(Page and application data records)
--- START ---

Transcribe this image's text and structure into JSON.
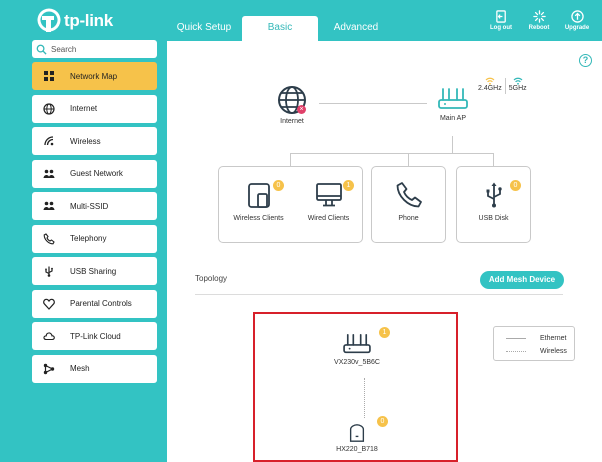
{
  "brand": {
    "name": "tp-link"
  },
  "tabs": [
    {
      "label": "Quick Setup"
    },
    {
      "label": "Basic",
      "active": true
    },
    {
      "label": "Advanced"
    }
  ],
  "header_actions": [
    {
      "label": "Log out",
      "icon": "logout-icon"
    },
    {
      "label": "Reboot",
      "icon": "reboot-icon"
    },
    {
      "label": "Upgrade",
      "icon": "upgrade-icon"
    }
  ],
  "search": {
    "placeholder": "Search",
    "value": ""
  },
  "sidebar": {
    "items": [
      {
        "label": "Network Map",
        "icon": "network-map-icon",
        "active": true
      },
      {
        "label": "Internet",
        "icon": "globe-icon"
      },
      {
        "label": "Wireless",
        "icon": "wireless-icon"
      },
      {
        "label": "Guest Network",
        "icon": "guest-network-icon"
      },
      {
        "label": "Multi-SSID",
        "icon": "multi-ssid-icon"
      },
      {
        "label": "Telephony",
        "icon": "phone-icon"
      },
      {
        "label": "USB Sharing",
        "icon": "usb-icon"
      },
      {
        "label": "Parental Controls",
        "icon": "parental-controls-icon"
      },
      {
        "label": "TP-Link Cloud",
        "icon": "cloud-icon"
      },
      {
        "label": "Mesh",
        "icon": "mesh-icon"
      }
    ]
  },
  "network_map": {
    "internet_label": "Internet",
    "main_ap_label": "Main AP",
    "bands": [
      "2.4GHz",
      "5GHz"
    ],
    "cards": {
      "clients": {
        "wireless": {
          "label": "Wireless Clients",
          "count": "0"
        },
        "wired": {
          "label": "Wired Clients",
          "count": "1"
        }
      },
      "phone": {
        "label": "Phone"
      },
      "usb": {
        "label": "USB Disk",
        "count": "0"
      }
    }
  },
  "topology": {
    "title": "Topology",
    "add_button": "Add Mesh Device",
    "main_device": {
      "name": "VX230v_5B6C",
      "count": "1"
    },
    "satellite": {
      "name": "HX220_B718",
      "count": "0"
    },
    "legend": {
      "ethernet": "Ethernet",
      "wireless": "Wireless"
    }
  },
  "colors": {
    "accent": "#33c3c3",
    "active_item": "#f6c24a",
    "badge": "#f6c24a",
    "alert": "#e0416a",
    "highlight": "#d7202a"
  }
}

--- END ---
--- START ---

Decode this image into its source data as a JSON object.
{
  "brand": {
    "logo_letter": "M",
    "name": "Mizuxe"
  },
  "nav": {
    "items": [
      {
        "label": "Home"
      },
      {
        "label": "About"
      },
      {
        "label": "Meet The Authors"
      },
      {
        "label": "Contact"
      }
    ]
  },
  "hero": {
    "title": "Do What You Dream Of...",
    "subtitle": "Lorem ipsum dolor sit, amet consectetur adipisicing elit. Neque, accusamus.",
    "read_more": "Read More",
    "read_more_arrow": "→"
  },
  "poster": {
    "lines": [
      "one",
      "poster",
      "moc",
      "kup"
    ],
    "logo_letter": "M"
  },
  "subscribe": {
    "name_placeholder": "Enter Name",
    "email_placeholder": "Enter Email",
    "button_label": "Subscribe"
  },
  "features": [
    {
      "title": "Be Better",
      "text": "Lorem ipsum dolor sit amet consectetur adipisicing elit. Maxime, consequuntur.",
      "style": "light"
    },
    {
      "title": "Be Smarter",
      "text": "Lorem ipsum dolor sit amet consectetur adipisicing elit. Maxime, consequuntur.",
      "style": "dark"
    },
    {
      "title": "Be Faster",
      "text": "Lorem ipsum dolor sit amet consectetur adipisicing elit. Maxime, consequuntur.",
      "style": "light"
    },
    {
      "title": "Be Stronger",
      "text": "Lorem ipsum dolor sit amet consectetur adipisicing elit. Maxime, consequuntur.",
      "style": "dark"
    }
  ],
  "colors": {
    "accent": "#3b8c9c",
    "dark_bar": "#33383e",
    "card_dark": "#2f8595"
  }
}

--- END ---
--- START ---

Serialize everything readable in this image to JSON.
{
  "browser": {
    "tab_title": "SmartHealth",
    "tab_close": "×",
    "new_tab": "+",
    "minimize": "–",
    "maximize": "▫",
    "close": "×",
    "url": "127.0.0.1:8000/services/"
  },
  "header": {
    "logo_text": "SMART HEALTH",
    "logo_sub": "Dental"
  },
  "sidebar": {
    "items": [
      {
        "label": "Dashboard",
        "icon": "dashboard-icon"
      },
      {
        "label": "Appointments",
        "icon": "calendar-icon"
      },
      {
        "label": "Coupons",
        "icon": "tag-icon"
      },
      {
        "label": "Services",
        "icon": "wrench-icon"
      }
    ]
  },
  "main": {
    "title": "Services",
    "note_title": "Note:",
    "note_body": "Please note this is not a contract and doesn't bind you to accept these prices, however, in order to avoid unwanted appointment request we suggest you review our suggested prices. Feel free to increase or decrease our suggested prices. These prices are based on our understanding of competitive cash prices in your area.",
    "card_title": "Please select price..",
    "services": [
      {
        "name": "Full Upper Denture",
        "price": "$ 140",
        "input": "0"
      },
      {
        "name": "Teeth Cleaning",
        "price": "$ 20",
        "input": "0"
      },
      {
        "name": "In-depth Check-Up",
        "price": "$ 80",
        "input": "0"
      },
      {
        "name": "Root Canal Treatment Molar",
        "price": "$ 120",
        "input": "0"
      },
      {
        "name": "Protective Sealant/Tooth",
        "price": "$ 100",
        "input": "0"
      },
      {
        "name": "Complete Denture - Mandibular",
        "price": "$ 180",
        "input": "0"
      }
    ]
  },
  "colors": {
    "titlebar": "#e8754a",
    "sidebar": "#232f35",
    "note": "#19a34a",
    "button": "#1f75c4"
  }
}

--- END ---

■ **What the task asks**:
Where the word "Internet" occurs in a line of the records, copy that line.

■ **Answer section**:
        "label": "Internet",
    "internet_label": "Internet",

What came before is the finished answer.